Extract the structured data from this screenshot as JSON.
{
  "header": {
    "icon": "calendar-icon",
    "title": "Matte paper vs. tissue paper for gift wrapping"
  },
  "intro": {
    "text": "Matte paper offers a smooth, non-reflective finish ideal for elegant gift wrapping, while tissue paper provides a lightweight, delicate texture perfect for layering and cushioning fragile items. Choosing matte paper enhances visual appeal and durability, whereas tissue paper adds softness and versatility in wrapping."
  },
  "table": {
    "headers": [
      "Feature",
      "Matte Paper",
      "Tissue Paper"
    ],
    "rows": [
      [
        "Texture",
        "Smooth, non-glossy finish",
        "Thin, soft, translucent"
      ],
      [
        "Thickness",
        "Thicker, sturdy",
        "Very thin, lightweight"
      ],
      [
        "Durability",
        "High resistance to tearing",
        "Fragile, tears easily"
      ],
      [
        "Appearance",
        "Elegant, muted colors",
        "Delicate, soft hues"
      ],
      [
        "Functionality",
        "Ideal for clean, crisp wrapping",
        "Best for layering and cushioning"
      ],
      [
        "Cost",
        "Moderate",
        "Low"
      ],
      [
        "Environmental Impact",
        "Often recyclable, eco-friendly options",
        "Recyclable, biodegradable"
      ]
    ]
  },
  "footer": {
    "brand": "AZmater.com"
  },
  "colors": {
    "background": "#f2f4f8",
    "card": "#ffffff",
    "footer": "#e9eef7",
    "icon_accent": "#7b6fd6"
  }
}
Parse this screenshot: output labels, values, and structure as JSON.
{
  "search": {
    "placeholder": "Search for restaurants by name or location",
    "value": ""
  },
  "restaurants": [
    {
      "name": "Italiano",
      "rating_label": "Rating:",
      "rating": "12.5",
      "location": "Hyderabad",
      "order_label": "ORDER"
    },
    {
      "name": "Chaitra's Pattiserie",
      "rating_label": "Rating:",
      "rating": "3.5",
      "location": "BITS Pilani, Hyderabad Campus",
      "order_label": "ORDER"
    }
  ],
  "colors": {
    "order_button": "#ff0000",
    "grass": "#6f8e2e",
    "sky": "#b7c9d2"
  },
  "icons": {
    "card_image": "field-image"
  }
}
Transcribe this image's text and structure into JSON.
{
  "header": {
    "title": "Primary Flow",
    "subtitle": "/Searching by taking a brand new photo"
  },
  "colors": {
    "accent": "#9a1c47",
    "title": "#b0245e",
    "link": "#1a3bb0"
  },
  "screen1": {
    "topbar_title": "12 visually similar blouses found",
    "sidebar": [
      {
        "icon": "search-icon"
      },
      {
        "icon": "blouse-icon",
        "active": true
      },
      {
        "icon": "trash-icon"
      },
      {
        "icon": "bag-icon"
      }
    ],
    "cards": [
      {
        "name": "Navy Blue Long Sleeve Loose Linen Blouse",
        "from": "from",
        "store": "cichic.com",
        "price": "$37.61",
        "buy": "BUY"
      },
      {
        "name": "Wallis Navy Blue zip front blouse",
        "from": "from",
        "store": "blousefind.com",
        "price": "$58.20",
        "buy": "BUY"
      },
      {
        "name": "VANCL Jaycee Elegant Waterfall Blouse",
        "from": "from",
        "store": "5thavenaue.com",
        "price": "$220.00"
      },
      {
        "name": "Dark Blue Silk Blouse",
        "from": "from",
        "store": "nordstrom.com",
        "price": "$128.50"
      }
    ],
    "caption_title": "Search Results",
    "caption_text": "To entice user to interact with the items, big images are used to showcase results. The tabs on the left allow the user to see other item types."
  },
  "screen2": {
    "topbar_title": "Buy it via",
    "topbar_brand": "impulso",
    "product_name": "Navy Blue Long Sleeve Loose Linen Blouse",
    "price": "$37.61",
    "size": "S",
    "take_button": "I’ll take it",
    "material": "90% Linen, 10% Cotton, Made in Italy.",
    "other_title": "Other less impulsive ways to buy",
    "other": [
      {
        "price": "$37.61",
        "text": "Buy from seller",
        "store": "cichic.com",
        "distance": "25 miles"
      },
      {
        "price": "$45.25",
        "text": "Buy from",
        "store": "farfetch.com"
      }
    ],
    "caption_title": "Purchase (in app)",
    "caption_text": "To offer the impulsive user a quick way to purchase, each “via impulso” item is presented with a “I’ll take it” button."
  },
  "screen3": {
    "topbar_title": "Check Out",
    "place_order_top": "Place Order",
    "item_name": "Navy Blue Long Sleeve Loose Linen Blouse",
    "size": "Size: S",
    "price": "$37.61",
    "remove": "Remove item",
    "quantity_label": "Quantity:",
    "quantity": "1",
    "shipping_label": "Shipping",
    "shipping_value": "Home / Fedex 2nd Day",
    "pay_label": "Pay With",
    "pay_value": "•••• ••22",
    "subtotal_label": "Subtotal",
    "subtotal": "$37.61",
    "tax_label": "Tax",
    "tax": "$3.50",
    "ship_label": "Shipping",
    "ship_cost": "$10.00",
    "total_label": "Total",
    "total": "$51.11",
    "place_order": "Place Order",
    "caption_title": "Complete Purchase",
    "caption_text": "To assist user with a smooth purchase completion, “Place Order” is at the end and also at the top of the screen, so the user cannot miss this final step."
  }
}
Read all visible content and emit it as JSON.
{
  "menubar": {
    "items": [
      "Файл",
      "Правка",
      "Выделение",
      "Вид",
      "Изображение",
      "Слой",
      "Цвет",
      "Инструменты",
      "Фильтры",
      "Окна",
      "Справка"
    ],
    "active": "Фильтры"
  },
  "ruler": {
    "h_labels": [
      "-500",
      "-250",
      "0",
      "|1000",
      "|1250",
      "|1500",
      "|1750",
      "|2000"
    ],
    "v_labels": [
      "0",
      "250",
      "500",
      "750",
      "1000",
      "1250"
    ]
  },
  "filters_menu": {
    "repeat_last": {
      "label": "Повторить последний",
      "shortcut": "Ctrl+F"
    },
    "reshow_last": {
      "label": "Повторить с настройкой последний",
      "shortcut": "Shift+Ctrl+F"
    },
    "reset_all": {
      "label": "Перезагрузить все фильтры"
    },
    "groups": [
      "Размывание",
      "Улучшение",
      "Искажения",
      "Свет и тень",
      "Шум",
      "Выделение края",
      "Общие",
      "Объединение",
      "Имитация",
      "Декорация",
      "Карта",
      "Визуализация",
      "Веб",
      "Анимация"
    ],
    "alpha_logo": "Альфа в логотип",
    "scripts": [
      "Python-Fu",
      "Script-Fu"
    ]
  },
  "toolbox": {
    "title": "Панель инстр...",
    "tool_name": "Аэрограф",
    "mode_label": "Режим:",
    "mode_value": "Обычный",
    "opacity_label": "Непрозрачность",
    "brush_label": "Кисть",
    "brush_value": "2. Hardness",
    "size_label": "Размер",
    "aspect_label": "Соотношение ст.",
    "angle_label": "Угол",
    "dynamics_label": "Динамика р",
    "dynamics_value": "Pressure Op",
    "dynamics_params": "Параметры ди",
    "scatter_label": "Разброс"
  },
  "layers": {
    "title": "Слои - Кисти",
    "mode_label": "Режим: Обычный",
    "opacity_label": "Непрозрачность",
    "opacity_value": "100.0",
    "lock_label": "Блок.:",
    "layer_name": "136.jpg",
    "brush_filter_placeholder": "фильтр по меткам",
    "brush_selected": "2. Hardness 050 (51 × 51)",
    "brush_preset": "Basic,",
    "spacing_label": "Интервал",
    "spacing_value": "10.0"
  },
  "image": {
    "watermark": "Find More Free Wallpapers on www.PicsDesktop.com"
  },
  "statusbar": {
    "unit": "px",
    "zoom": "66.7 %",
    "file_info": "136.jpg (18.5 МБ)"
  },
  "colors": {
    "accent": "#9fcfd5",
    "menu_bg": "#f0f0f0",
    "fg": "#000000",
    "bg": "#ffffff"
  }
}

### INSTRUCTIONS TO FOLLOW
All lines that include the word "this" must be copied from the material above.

### SOLUTION BELOW
Extract the structured data from this screenshot as JSON.
Parse this screenshot: output labels, values, and structure as JSON.
Transcribe this image's text and structure into JSON.
    "caption_text": "To assist user with a smooth purchase completion, “Place Order” is at the end and also at the top of the screen, so the user cannot miss this final step."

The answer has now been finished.